Output all records verbatim.

--- Entries supplied Enclosed Below ---

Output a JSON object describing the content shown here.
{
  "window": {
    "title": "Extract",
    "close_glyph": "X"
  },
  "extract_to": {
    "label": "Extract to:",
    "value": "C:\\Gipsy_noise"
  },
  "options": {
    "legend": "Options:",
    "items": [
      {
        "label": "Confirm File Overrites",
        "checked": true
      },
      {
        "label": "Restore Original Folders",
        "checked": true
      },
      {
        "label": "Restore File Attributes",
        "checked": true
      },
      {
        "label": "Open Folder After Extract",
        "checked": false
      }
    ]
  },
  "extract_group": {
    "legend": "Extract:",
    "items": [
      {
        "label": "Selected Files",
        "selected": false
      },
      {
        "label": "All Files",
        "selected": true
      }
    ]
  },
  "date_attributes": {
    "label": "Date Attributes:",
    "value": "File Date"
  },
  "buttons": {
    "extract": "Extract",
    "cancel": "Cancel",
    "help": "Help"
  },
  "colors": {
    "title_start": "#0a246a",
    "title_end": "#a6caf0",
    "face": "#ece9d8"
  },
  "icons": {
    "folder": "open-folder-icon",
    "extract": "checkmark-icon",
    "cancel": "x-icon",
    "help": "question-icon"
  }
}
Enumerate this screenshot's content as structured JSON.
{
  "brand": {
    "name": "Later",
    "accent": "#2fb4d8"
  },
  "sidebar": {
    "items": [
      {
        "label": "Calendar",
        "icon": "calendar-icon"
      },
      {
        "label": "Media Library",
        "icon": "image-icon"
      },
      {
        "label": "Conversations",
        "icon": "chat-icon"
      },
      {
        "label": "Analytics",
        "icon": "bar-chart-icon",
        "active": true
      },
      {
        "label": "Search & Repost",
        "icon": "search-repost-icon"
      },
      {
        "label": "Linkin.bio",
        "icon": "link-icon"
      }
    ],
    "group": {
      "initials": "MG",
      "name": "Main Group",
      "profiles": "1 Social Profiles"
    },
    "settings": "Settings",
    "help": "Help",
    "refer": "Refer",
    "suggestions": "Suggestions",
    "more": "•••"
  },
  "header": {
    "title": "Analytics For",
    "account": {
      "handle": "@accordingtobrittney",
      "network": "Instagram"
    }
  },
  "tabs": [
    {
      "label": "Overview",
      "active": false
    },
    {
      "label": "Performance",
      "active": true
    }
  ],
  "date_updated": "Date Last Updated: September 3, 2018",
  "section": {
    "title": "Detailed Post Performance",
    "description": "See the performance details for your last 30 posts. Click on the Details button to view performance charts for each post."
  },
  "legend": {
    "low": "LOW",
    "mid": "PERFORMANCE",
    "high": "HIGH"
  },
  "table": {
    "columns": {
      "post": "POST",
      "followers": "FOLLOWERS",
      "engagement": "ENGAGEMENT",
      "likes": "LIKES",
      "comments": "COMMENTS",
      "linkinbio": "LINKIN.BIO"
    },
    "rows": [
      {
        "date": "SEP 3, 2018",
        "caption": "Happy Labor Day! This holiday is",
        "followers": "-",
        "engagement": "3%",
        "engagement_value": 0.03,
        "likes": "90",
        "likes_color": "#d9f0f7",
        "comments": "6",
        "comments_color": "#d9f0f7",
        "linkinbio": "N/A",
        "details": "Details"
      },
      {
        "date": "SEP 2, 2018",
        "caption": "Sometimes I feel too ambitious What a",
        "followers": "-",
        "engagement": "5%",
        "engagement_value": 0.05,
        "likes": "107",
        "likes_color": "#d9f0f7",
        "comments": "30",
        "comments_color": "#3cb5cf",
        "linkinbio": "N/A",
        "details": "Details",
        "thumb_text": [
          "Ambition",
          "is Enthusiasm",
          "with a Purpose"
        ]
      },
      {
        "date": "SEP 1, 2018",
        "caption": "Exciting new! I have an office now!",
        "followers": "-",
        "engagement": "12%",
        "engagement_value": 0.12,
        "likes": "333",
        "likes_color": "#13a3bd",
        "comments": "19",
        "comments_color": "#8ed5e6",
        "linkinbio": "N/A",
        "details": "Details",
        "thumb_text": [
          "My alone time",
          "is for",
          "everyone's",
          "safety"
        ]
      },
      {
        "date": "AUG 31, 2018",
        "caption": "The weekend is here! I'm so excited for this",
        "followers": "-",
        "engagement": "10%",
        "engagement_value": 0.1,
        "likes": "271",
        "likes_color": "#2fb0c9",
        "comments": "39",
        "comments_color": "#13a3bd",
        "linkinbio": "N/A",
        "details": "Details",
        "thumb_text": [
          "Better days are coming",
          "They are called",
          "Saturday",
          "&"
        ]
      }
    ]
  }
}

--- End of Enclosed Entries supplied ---

» **Task result**
Output a JSON object describing the content shown here.
{
  "window": {
    "title": "Extract",
    "close_glyph": "X"
  },
  "extract_to": {
    "label": "Extract to:",
    "value": "C:\\Gipsy_noise"
  },
  "options": {
    "legend": "Options:",
    "items": [
      {
        "label": "Confirm File Overrites",
        "checked": true
      },
      {
        "label": "Restore Original Folders",
        "checked": true
      },
      {
        "label": "Restore File Attributes",
        "checked": true
      },
      {
        "label": "Open Folder After Extract",
        "checked": false
      }
    ]
  },
  "extract_group": {
    "legend": "Extract:",
    "items": [
      {
        "label": "Selected Files",
        "selected": false
      },
      {
        "label": "All Files",
        "selected": true
      }
    ]
  },
  "date_attributes": {
    "label": "Date Attributes:",
    "value": "File Date"
  },
  "buttons": {
    "extract": "Extract",
    "cancel": "Cancel",
    "help": "Help"
  },
  "colors": {
    "title_start": "#0a246a",
    "title_end": "#a6caf0",
    "face": "#ece9d8"
  },
  "icons": {
    "folder": "open-folder-icon",
    "extract": "checkmark-icon",
    "cancel": "x-icon",
    "help": "question-icon"
  }
}
Enumerate this screenshot's content as structured JSON.
{
  "brand": {
    "name": "Later",
    "accent": "#2fb4d8"
  },
  "sidebar": {
    "items": [
      {
        "label": "Calendar",
        "icon": "calendar-icon"
      },
      {
        "label": "Media Library",
        "icon": "image-icon"
      },
      {
        "label": "Conversations",
        "icon": "chat-icon"
      },
      {
        "label": "Analytics",
        "icon": "bar-chart-icon",
        "active": true
      },
      {
        "label": "Search & Repost",
        "icon": "search-repost-icon"
      },
      {
        "label": "Linkin.bio",
        "icon": "link-icon"
      }
    ],
    "group": {
      "initials": "MG",
      "name": "Main Group",
      "profiles": "1 Social Profiles"
    },
    "settings": "Settings",
    "help": "Help",
    "refer": "Refer",
    "suggestions": "Suggestions",
    "more": "•••"
  },
  "header": {
    "title": "Analytics For",
    "account": {
      "handle": "@accordingtobrittney",
      "network": "Instagram"
    }
  },
  "tabs": [
    {
      "label": "Overview",
      "active": false
    },
    {
      "label": "Performance",
      "active": true
    }
  ],
  "date_updated": "Date Last Updated: September 3, 2018",
  "section": {
    "title": "Detailed Post Performance",
    "description": "See the performance details for your last 30 posts. Click on the Details button to view performance charts for each post."
  },
  "legend": {
    "low": "LOW",
    "mid": "PERFORMANCE",
    "high": "HIGH"
  },
  "table": {
    "columns": {
      "post": "POST",
      "followers": "FOLLOWERS",
      "engagement": "ENGAGEMENT",
      "likes": "LIKES",
      "comments": "COMMENTS",
      "linkinbio": "LINKIN.BIO"
    },
    "rows": [
      {
        "date": "SEP 3, 2018",
        "caption": "Happy Labor Day! This holiday is",
        "followers": "-",
        "engagement": "3%",
        "engagement_value": 0.03,
        "likes": "90",
        "likes_color": "#d9f0f7",
        "comments": "6",
        "comments_color": "#d9f0f7",
        "linkinbio": "N/A",
        "details": "Details"
      },
      {
        "date": "SEP 2, 2018",
        "caption": "Sometimes I feel too ambitious What a",
        "followers": "-",
        "engagement": "5%",
        "engagement_value": 0.05,
        "likes": "107",
        "likes_color": "#d9f0f7",
        "comments": "30",
        "comments_color": "#3cb5cf",
        "linkinbio": "N/A",
        "details": "Details",
        "thumb_text": [
          "Ambition",
          "is Enthusiasm",
          "with a Purpose"
        ]
      },
      {
        "date": "SEP 1, 2018",
        "caption": "Exciting new! I have an office now!",
        "followers": "-",
        "engagement": "12%",
        "engagement_value": 0.12,
        "likes": "333",
        "likes_color": "#13a3bd",
        "comments": "19",
        "comments_color": "#8ed5e6",
        "linkinbio": "N/A",
        "details": "Details",
        "thumb_text": [
          "My alone time",
          "is for",
          "everyone's",
          "safety"
        ]
      },
      {
        "date": "AUG 31, 2018",
        "caption": "The weekend is here! I'm so excited for this",
        "followers": "-",
        "engagement": "10%",
        "engagement_value": 0.1,
        "likes": "271",
        "likes_color": "#2fb0c9",
        "comments": "39",
        "comments_color": "#13a3bd",
        "linkinbio": "N/A",
        "details": "Details",
        "thumb_text": [
          "Better days are coming",
          "They are called",
          "Saturday",
          "&"
        ]
      }
    ]
  }
}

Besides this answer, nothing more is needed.